Physical Therapy for a Groin Strain

We’ve helped numerous patients in Boulder, Golden, Westminster and nearby areas with physical therapy for a groin strain, a tearing injury to the adductor muscles of the hip.

What’s a Groin Strain?

There are 5 muscles (adductor brevis, adductor longus, adductor magnus, gracilis and pectineus) that attach in the groin and also on the inner aspect of the long bone of the thigh (femur). These muscles may be injured when they are in a stretched position and then are forced to contract suddenly. For example, the muscles can be injured by starting to slightly slip out of control toward a “splits” position and reflexively protecting the leg from spreading during the slip. A misstep can occur in running. The muscles can simply be overstretched in an injury situation or the injury can be caused from improper over-stretching techniques. Physical therapy for a groin strain can help.

Need Physical Therapy for a Groin Strain?

Contact our office nearest to you – Boulder, Golden or Westminster.

Symptoms of a Groin Sprain

Pain in the injured muscle, pain with using the muscle by bringing the leg inward (soccer kick motion), stretching the leg out to the side hurts, and standing on the injured leg hurts. There may be swelling in the groin and a feeling of weakness in the muscle. Groin strains are graded one, two and three and are based on severity of trauma to the muscle and tendon fibers.

  • In a grade one strain the symptoms may not be present until after the activity is completed. The feeling may be tightness with a slight feeling of pain with contraction or stretching of the muscles. A grade one strain will heal rapidly if it is not reinjured during its healing phase.
  • A grade two groin strain is characterized by immediate onset of pain at the time of injury. Pain is present with walking. It is sore to stretch and to contract the muscle. It usually is sore to touch. Sometimes a bruise will appear below the injury site after a few days. This bruise is due to bleeding of the muscle tissues. A grade two strain can take two to six weeks to heal if treated properly.
  • A grade three strain is luckily a rare occurrence in the groin. This involves a complete rupture of the muscle fibers. There is a stabbing or burning pain at the time of injury. The person is unable to walk without severe pain. A bruise generally appears after a few days. Grade three strains can take two months of healing and then an additional 2 to 3 months of rehabilitation.

Treatment of All Groin Strains

After suffering a strain, managing it should immediately include rest, ice, compression and elevation. Over the counter anti-inflammatory may be taken to reduce swelling and ease pain. Compression shorts or a bandage wrap are often helpful. If walking hurts, it is wise to use crutches for a day or more. Ice should be used for the first 5 days for 20 minutes out of every two hours in order to limit bleeding and reduce swelling in the muscle tissue.

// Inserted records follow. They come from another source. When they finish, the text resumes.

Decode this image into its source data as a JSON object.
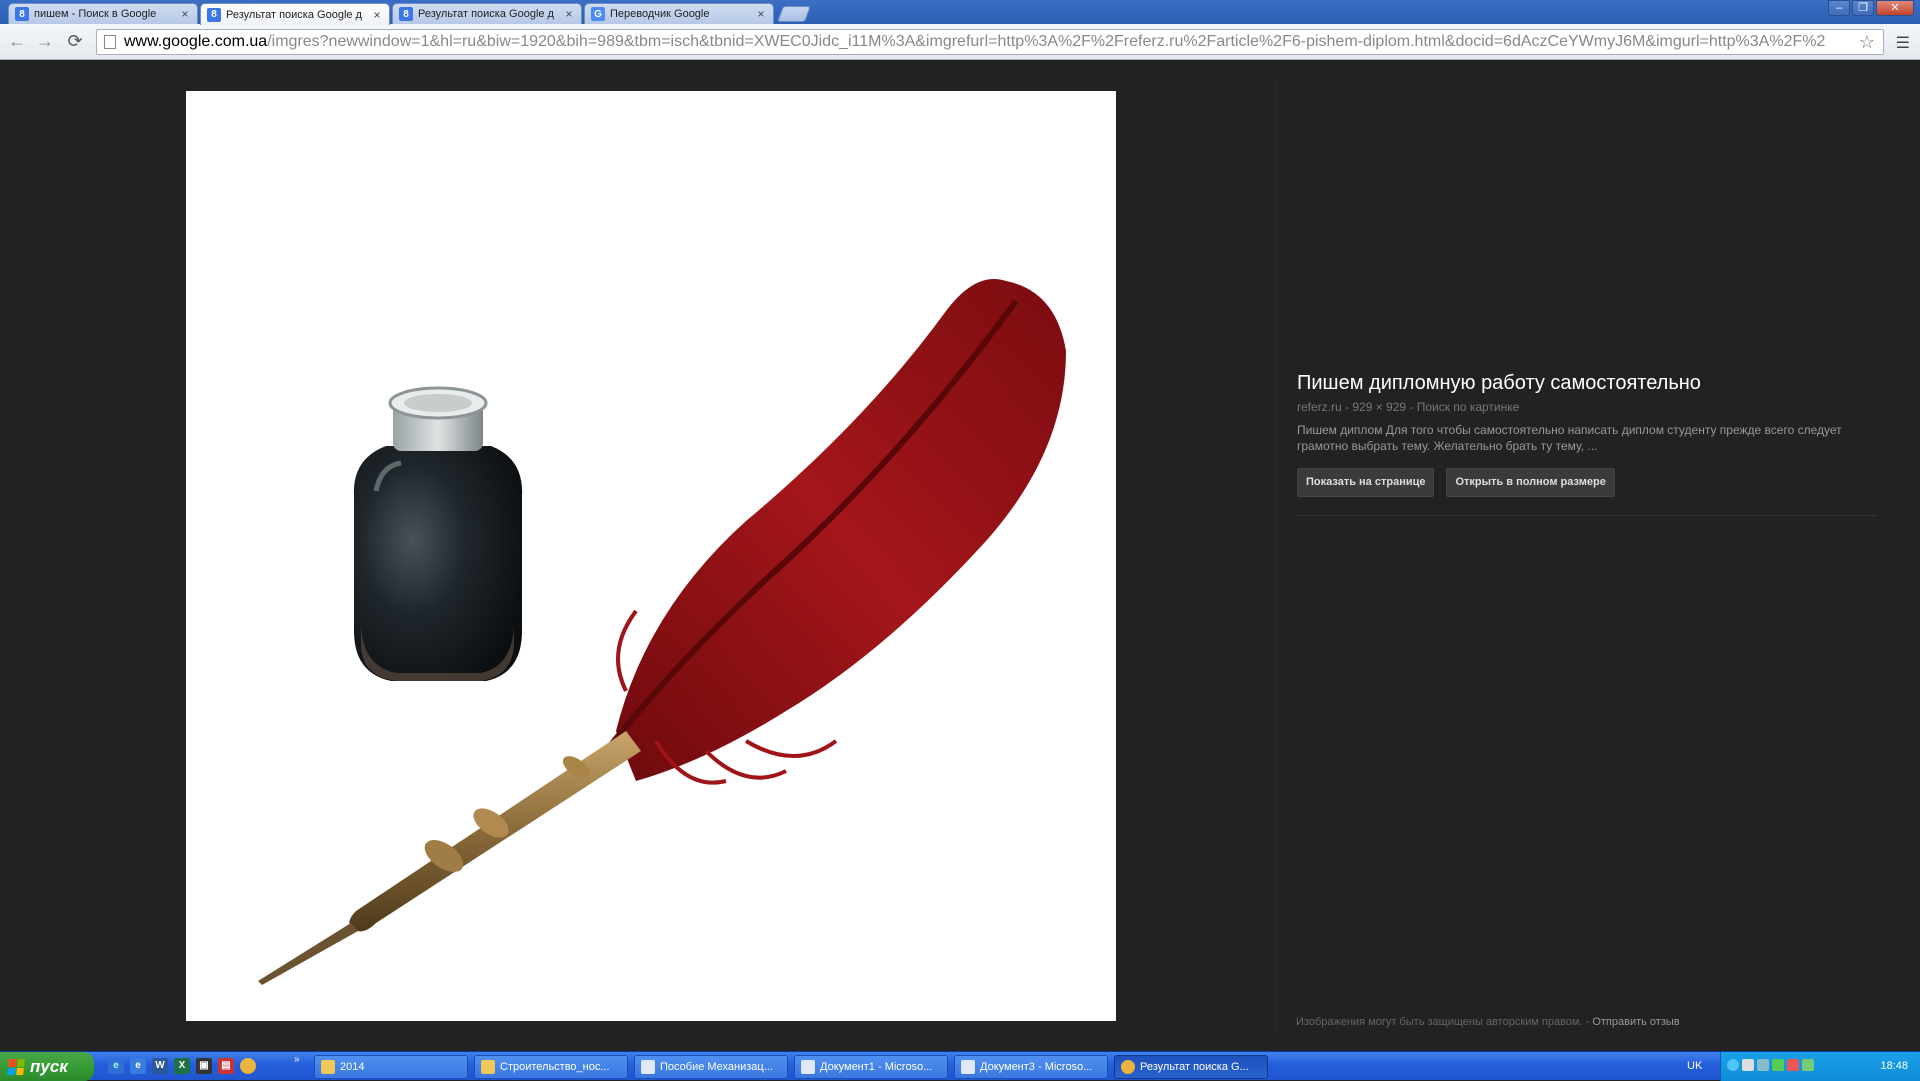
{
  "browser": {
    "tabs": [
      {
        "label": "пишем - Поиск в Google",
        "icon": "google-icon"
      },
      {
        "label": "Результат поиска Google д",
        "icon": "google-icon",
        "active": true
      },
      {
        "label": "Результат поиска Google д",
        "icon": "google-icon"
      },
      {
        "label": "Переводчик Google",
        "icon": "translate-icon"
      }
    ],
    "url_host": "www.google.com.ua",
    "url_path": "/imgres?newwindow=1&hl=ru&biw=1920&bih=989&tbm=isch&tbnid=XWEC0Jidc_i11M%3A&imgrefurl=http%3A%2F%2Freferz.ru%2Farticle%2F6-pishem-diplom.html&docid=6dAczCeYWmyJ6M&imgurl=http%3A%2F%2"
  },
  "result": {
    "title": "Пишем дипломную работу самостоятельно",
    "meta": "referz.ru - 929 × 929 - Поиск по картинке",
    "description": "Пишем диплом Для того чтобы самостоятельно написать диплом студенту прежде всего следует грамотно выбрать тему. Желательно брать ту тему, ...",
    "show_on_page": "Показать на странице",
    "open_full": "Открыть в полном размере"
  },
  "footer": {
    "note": "Изображения могут быть защищены авторским правом.  -",
    "feedback": "Отправить отзыв"
  },
  "taskbar": {
    "start_label": "пуск",
    "items": [
      {
        "label": "2014",
        "icon": "folder-icon"
      },
      {
        "label": "Строительство_нос...",
        "icon": "folder-icon"
      },
      {
        "label": "Пособие Механизац...",
        "icon": "word-icon"
      },
      {
        "label": "Документ1 - Microso...",
        "icon": "word-icon"
      },
      {
        "label": "Документ3 - Microso...",
        "icon": "word-icon"
      },
      {
        "label": "Результат поиска G...",
        "icon": "chrome-icon",
        "active": true
      }
    ],
    "lang": "UK",
    "clock": "18:48"
  },
  "colors": {
    "page_bg": "#222222",
    "feather_red": "#8e0f12",
    "ink_dark": "#1c2227",
    "brass": "#8a6a3a"
  }
}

After 5 days of rest, physical therapy for a groin strain is started with gentle and appropriate exercises to restore hip range of motion and strength. Obviously, the more serious the injury the more gentle the early exercise phase. Exercise is used to reform the healing scar tissues so that the healing fiber tears are aligned in the direction of movement.

Gradual return to activities and sports is determined by pain. Pain does not mean that you are going to reinjure the muscle; pain means that you HAVE reinjured the muscle.

During physical therapy for a groin strain the goal is to avoid pain by choosing pain free exercises, by limiting duration of exercise, and by limiting stretching and resistive forces to the healing muscle.

How to Avoid a Groin Strain

The cornerstone of prevention of injury to the groin is warming up to make the muscle more extensible. Exercise will increase the muscle internal temperatures by one or two degrees, which in turn increases muscle extensibility significantly. A good warm up lasts twenty minutes. It begins gently and is full pace at 20 minutes.

Other preventative measures include practicing sport specific activities to improve coordination before competition and to mentally practice the skills involved. For example, kickers need to kick; receivers in football need to run patterns; and hurdlers need to run hurdles. Muscles that are strong AND flexible are thought to be less susceptible to strains. Shoes should be appropriate for the surface. Diet is an important factor in groin injuries. An athlete needs to have a diet high in carbohydrates for the 48 hours prior to the event to provide an adequate supply of energy for muscle contractions. If the muscles become short of fuel, fatigue can set in. Muscle fatigue can be a factor at the time of injury. It is also necessary that fluids be replenished during the game, event or workout.